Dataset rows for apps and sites
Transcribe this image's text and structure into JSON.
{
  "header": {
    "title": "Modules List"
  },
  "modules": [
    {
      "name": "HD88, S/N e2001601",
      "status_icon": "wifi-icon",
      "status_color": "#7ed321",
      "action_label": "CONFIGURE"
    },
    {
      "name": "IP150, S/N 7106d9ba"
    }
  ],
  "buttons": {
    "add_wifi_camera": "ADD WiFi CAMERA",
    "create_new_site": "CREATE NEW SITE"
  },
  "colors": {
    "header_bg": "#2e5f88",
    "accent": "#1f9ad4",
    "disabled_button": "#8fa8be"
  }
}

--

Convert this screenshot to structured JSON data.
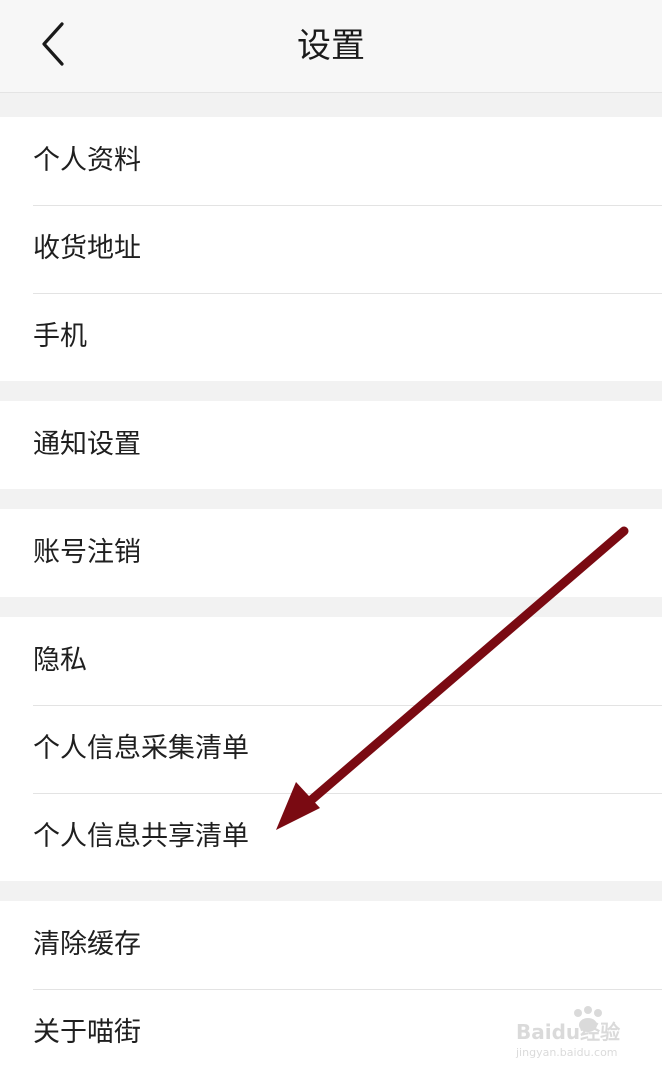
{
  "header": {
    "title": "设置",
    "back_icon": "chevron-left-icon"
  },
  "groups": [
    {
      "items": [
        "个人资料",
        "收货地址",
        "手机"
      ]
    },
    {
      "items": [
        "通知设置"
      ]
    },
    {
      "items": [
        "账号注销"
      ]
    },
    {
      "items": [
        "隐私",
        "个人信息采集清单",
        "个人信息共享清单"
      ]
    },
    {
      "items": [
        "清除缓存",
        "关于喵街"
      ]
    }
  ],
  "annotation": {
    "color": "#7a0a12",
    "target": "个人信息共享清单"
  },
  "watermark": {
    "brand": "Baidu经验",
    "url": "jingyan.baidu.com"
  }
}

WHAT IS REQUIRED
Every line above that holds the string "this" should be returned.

SOLUTION TO THE PROBLEM
Transcribe this image's text and structure into JSON.
Convert this screenshot to structured JSON data.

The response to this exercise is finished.